Double-Balloon Enteroscopy

What is double-balloon enteroscopy?

Double-balloon enteroscopy (DBE)—also known as push-pull enteroscopy—is a procedure that can examine and treat abnormalities in the small intestine between the stomach and the colon (large intestine). It is typically recommended when abnormalities are found during another procedure—such as capsule endoscopy or other imaging studies—following symptoms that include:

How does DBE differ from a capsule endoscopy?

While both procedures allow a physician to see the entirety of the small bowel, during DBE:

  • Tissue samples (biopsies) may be collected along the way for further testing
  • Stents —small tubes to keep vessels or ducts open— are able to be placed or strictures—a narrowing of a vessel or other structure—are able to be widened
  • Everything in the small bowel can be seen up to the terminal ileum, the third and last section of the small bowel

How is the procedure performed?

During the procedure, two tubes (one inside the other) are inserted through the rectum or mouth into the small intestine.

  • The inner tube—which is a scope (endoscope) with a light—is moved through a part of the small intestine and secured in place with an inflated balloon
  • Next, the outer tube is moved through the small intestine until it reaches the end of the inner tube and a second balloon is inflated to secure the outer tube
  • Then, the balloon holding the inner tube is deflated and the tube is moved through another section of the small intestine

These steps are repeated until the tubes have completely made their way through the small intestine.

Is there any recovery time?

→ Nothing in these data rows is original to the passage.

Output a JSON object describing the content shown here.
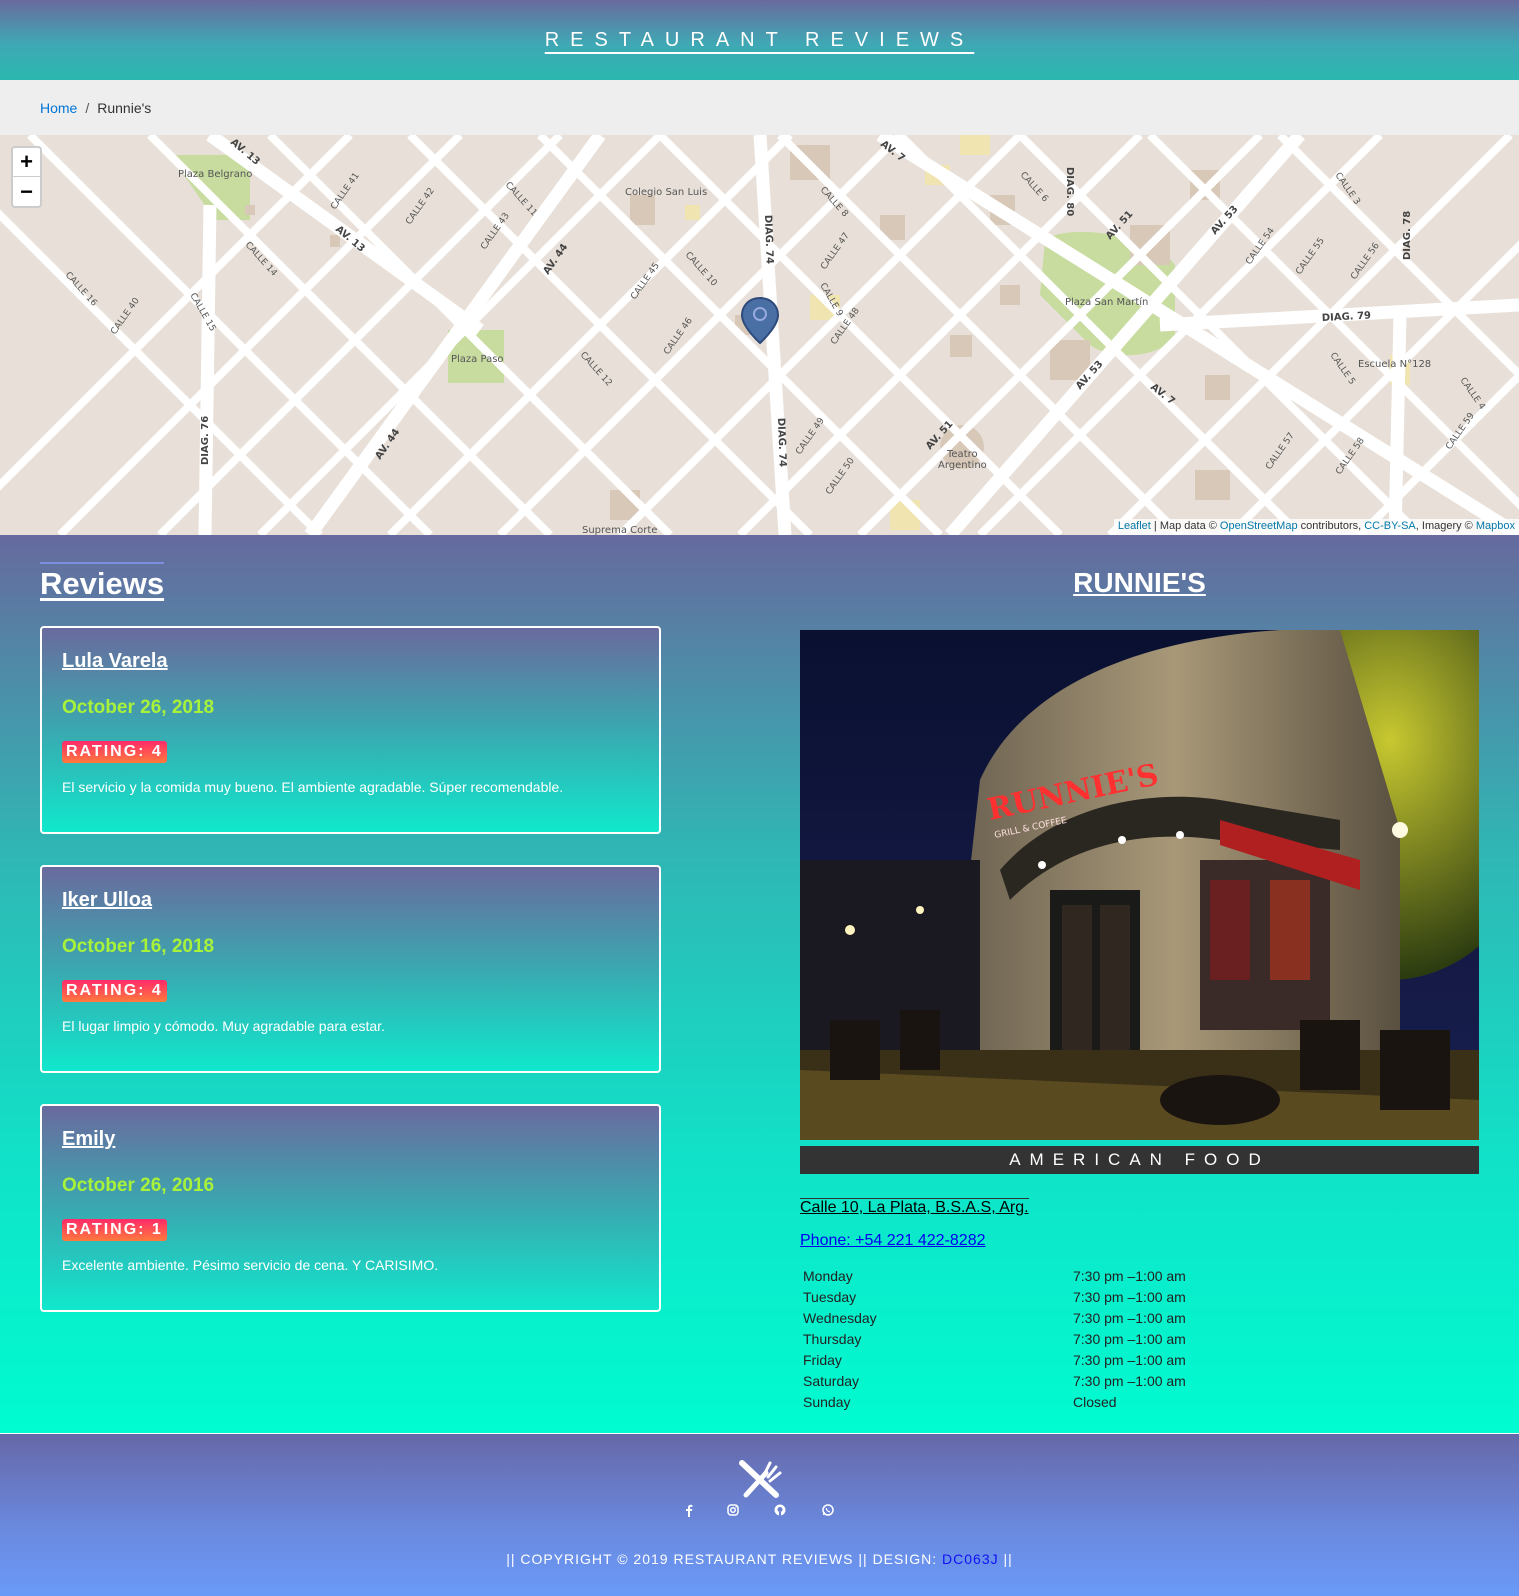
{
  "header": {
    "title": "RESTAURANT REVIEWS"
  },
  "breadcrumb": {
    "home": "Home",
    "separator": "/",
    "current": "Runnie's"
  },
  "map": {
    "zoom_in": "+",
    "zoom_out": "−",
    "attribution": {
      "leaflet": "Leaflet",
      "map_data": " | Map data © ",
      "osm": "OpenStreetMap",
      "contributors": " contributors, ",
      "license": "CC-BY-SA",
      "imagery": ", Imagery © ",
      "mapbox": "Mapbox"
    },
    "labels": {
      "plaza_belgrano": "Plaza Belgrano",
      "colegio": "Colegio San Luis",
      "plaza_paso": "Plaza Paso",
      "plaza_san_martin": "Plaza San Martín",
      "escuela": "Escuela N°128",
      "teatro": "Teatro",
      "argentino": "Argentino",
      "suprema": "Suprema Corte",
      "diag79": "DIAG. 79",
      "diag74": "DIAG. 74",
      "diag74b": "DIAG. 74",
      "diag80": "DIAG. 80",
      "diag76": "DIAG. 76",
      "diag78": "DIAG. 78",
      "av13": "AV. 13",
      "av13b": "AV. 13",
      "av44": "AV. 44",
      "av44b": "AV. 44",
      "av7": "AV. 7",
      "av7b": "AV. 7",
      "av51": "AV. 51",
      "av51b": "AV. 51",
      "av53": "AV. 53",
      "av53b": "AV. 53",
      "calle41": "CALLE 41",
      "calle42": "CALLE 42",
      "calle43": "CALLE 43",
      "calle11": "CALLE 11",
      "calle14": "CALLE 14",
      "calle16": "CALLE 16",
      "calle15": "CALLE 15",
      "calle40": "CALLE 40",
      "calle45": "CALLE 45",
      "calle10": "CALLE 10",
      "calle46": "CALLE 46",
      "calle12": "CALLE 12",
      "calle47": "CALLE 47",
      "calle48": "CALLE 48",
      "calle8": "CALLE 8",
      "calle9": "CALLE 9",
      "calle49": "CALLE 49",
      "calle50": "CALLE 50",
      "calle6": "CALLE 6",
      "calle54": "CALLE 54",
      "calle55": "CALLE 55",
      "calle56": "CALLE 56",
      "calle57": "CALLE 57",
      "calle58": "CALLE 58",
      "calle59": "CALLE 59",
      "calle5": "CALLE 5",
      "calle4": "CALLE 4",
      "calle3": "CALLE 3"
    }
  },
  "reviews": {
    "heading": "Reviews",
    "items": [
      {
        "name": "Lula Varela",
        "date": "October 26, 2018",
        "rating": "RATING: 4",
        "comment": "El servicio y la comida muy bueno. El ambiente agradable. Súper recomendable."
      },
      {
        "name": "Iker Ulloa",
        "date": "October 16, 2018",
        "rating": "RATING: 4",
        "comment": "El lugar limpio y cómodo. Muy agradable para estar."
      },
      {
        "name": "Emily",
        "date": "October 26, 2016",
        "rating": "RATING: 1",
        "comment": "Excelente ambiente. Pésimo servicio de cena. Y CARISIMO."
      }
    ]
  },
  "restaurant": {
    "name": "RUNNIE'S",
    "sign_text": "RUNNIE'S",
    "sign_sub": "GRILL & COFFEE",
    "cuisine": "AMERICAN FOOD",
    "address": "Calle 10, La Plata, B.S.A.S, Arg.",
    "phone": "Phone: +54 221 422-8282",
    "hours": [
      {
        "day": "Monday",
        "time": "7:30 pm –1:00 am"
      },
      {
        "day": "Tuesday",
        "time": "7:30 pm –1:00 am"
      },
      {
        "day": "Wednesday",
        "time": "7:30 pm –1:00 am"
      },
      {
        "day": "Thursday",
        "time": "7:30 pm –1:00 am"
      },
      {
        "day": "Friday",
        "time": "7:30 pm –1:00 am"
      },
      {
        "day": "Saturday",
        "time": "7:30 pm –1:00 am"
      },
      {
        "day": "Sunday",
        "time": "Closed"
      }
    ]
  },
  "footer": {
    "logo_icon": "fork-knife-icon",
    "social_icons": [
      "facebook-icon",
      "instagram-icon",
      "github-icon",
      "whatsapp-icon"
    ],
    "copyright": "|| COPYRIGHT © 2019 RESTAURANT REVIEWS || DESIGN: ",
    "designer": "DC063J",
    "copyright_end": " ||"
  },
  "colors": {
    "accent_green": "#a8f23a",
    "rating_red": "#ff2a6a",
    "link_blue": "#0275d8"
  }
}
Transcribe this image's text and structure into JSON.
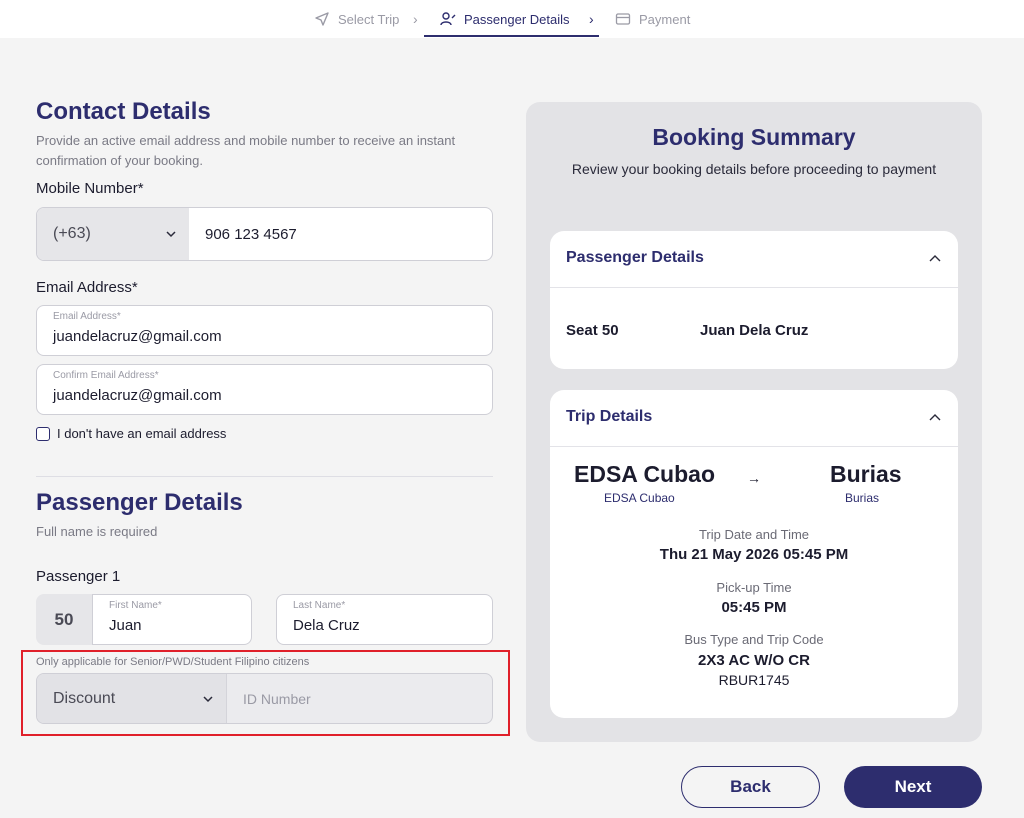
{
  "stepper": {
    "steps": [
      {
        "label": "Select Trip",
        "icon": "send-icon"
      },
      {
        "label": "Passenger Details",
        "icon": "user-pin-icon"
      },
      {
        "label": "Payment",
        "icon": "card-icon"
      }
    ],
    "active_index": 1
  },
  "contact": {
    "title": "Contact Details",
    "description": "Provide an active email address and mobile number to receive an instant confirmation of your booking.",
    "mobile_label": "Mobile Number*",
    "country_code": "(+63)",
    "mobile_value": "906 123 4567",
    "email_label": "Email Address*",
    "email_field_label": "Email Address*",
    "email_value": "juandelacruz@gmail.com",
    "confirm_email_label": "Confirm Email Address*",
    "confirm_email_value": "juandelacruz@gmail.com",
    "no_email_label": "I don't have an email address"
  },
  "passenger": {
    "title": "Passenger Details",
    "description": "Full name is required",
    "passenger_label": "Passenger 1",
    "seat": "50",
    "first_name_label": "First Name*",
    "first_name_value": "Juan",
    "last_name_label": "Last Name*",
    "last_name_value": "Dela Cruz",
    "discount_hint": "Only applicable for Senior/PWD/Student Filipino citizens",
    "discount_selected": "Discount",
    "id_placeholder": "ID Number"
  },
  "summary": {
    "title": "Booking Summary",
    "subtitle": "Review your booking details before proceeding to payment",
    "passenger_card": {
      "title": "Passenger Details",
      "seat_text": "Seat 50",
      "name": "Juan Dela Cruz"
    },
    "trip_card": {
      "title": "Trip Details",
      "origin": "EDSA Cubao",
      "origin_sub": "EDSA Cubao",
      "arrow": "→",
      "destination": "Burias",
      "destination_sub": "Burias",
      "date_label": "Trip Date and Time",
      "date_value": "Thu 21 May 2026 05:45 PM",
      "pickup_label": "Pick-up Time",
      "pickup_value": "05:45 PM",
      "bus_label": "Bus Type and Trip Code",
      "bus_type": "2X3 AC W/O CR",
      "trip_code": "RBUR1745"
    }
  },
  "actions": {
    "back": "Back",
    "next": "Next"
  },
  "colors": {
    "primary": "#2d2d6e",
    "highlight": "#e0202a"
  }
}
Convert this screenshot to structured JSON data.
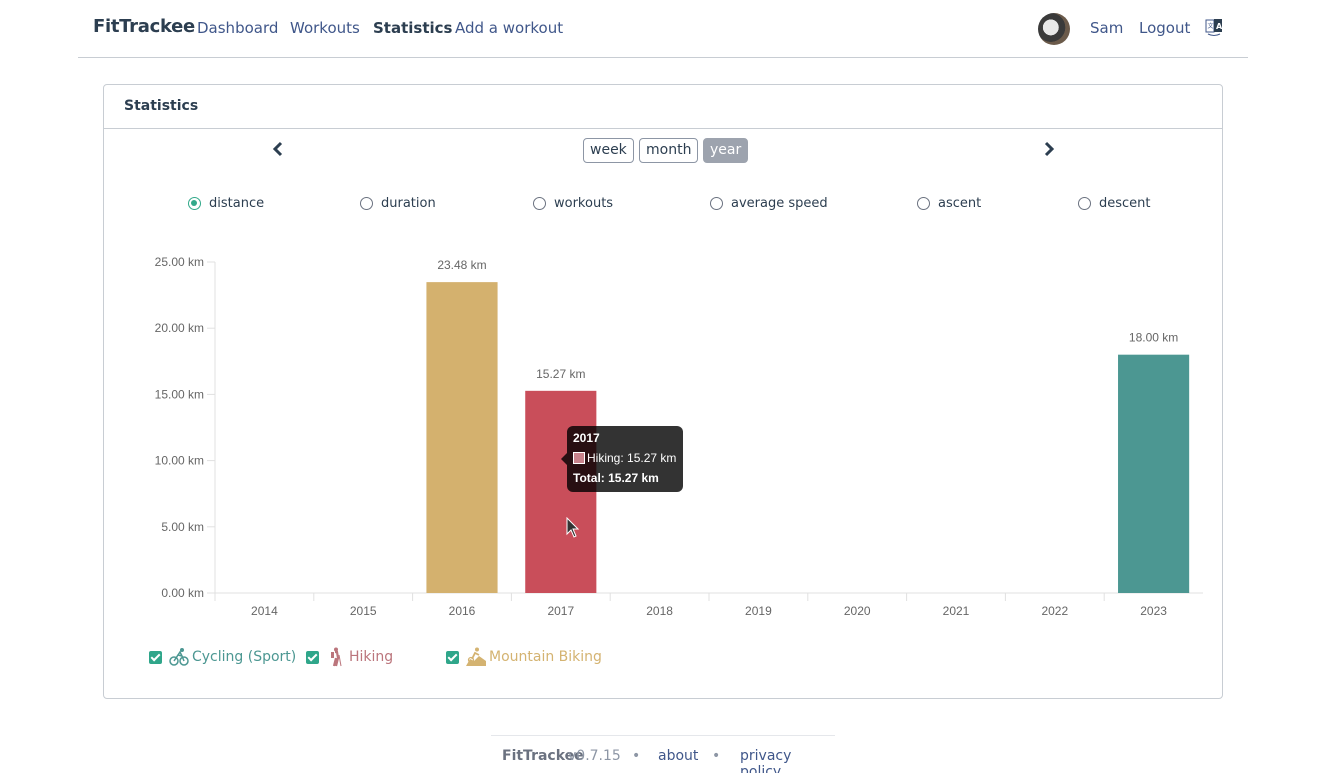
{
  "navbar": {
    "brand": "FitTrackee",
    "links": [
      "Dashboard",
      "Workouts",
      "Statistics",
      "Add a workout"
    ],
    "active": "Statistics",
    "user": "Sam",
    "logout": "Logout",
    "language_icon": "translate-icon"
  },
  "card": {
    "title": "Statistics",
    "prev_icon": "chevron-left-icon",
    "next_icon": "chevron-right-icon",
    "periods": [
      "week",
      "month",
      "year"
    ],
    "selected_period": "year",
    "metrics": [
      "distance",
      "duration",
      "workouts",
      "average speed",
      "ascent",
      "descent"
    ],
    "selected_metric": "distance"
  },
  "tooltip": {
    "title": "2017",
    "row": "Hiking: 15.27 km",
    "total": "Total: 15.27 km",
    "swatch_color": "#c8838c"
  },
  "legend": [
    {
      "label": "Cycling (Sport)",
      "color": "#4c9792",
      "checked": true,
      "icon": "cycling-icon"
    },
    {
      "label": "Hiking",
      "color": "#bb757c",
      "checked": true,
      "icon": "hiking-icon"
    },
    {
      "label": "Mountain Biking",
      "color": "#d4b371",
      "checked": true,
      "icon": "mountain-biking-icon"
    }
  ],
  "footer": {
    "brand": "FitTrackee",
    "version": "v0.7.15",
    "separator": "•",
    "about": "about",
    "privacy": "privacy policy"
  },
  "chart_data": {
    "type": "bar",
    "stacked": true,
    "title": "",
    "xlabel": "",
    "ylabel": "",
    "unit": "km",
    "categories": [
      "2014",
      "2015",
      "2016",
      "2017",
      "2018",
      "2019",
      "2020",
      "2021",
      "2022",
      "2023"
    ],
    "ylim": [
      0,
      25
    ],
    "yticks": [
      0,
      5,
      10,
      15,
      20,
      25
    ],
    "ytick_labels": [
      "0.00 km",
      "5.00 km",
      "10.00 km",
      "15.00 km",
      "20.00 km",
      "25.00 km"
    ],
    "grid": false,
    "series": [
      {
        "name": "Cycling (Sport)",
        "color": "#4c9792",
        "values": [
          0,
          0,
          0,
          0,
          0,
          0,
          0,
          0,
          0,
          18.0
        ]
      },
      {
        "name": "Hiking",
        "color": "#c94e5a",
        "values": [
          0,
          0,
          0,
          15.27,
          0,
          0,
          0,
          0,
          0,
          0
        ]
      },
      {
        "name": "Mountain Biking",
        "color": "#d4b16e",
        "values": [
          0,
          0,
          23.48,
          0,
          0,
          0,
          0,
          0,
          0,
          0
        ]
      }
    ],
    "totals_labels": [
      "",
      "",
      "23.48 km",
      "15.27 km",
      "",
      "",
      "",
      "",
      "",
      "18.00 km"
    ],
    "legend": "bottom-left"
  }
}
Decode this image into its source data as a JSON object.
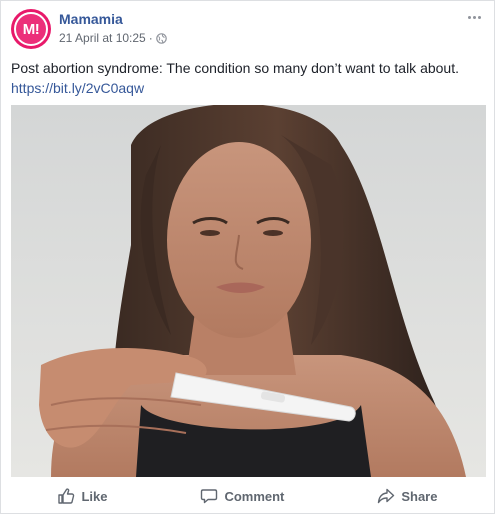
{
  "post": {
    "page_name": "Mamamia",
    "avatar_text": "M!",
    "timestamp": "21 April at 10:25",
    "separator": "·",
    "visibility_icon": "globe-icon",
    "text": "Post abortion syndrome: The condition so many don’t want to talk about.",
    "link": "https://bit.ly/2vC0aqw",
    "image_alt": "Woman with long dark hair looking at a pregnancy test"
  },
  "actions": {
    "like": "Like",
    "comment": "Comment",
    "share": "Share"
  },
  "colors": {
    "brand_pink": "#e8196a",
    "link_blue": "#365899",
    "muted_gray": "#606770"
  }
}
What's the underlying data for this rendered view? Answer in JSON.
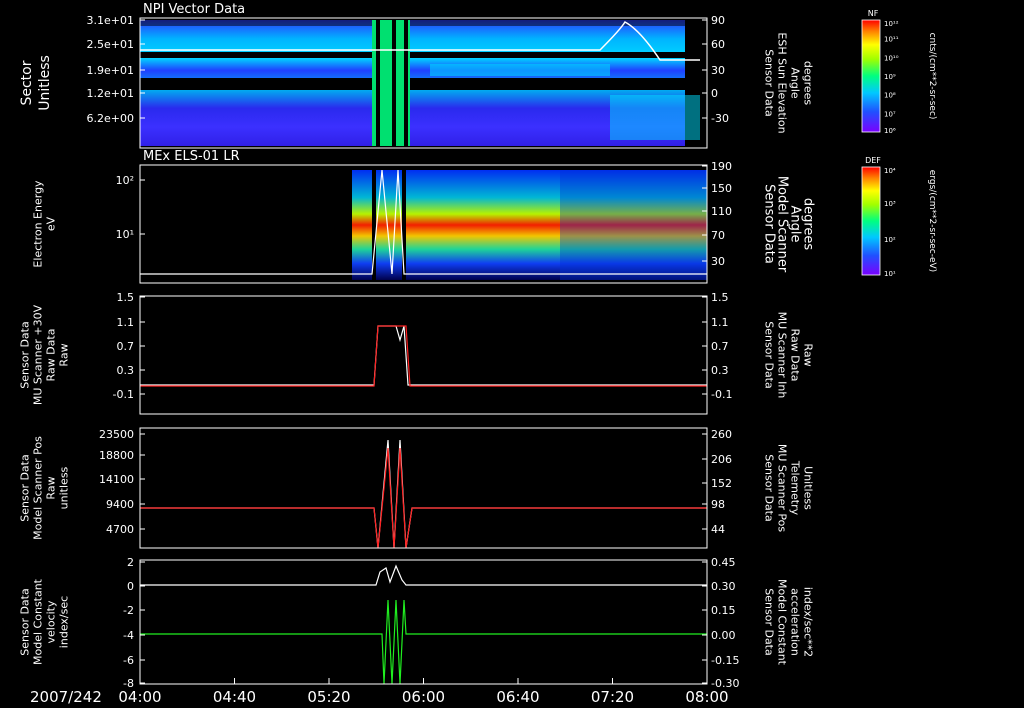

DBE is a same-day, outpatient procedure with no real recovery required. However, since DBE can be done under general anesthesia or through conscious sedation, patients will be unable to drive and will have to coordinate a ride home.

For more information about DBE or to schedule an appointment with one of our specialists, contact us today.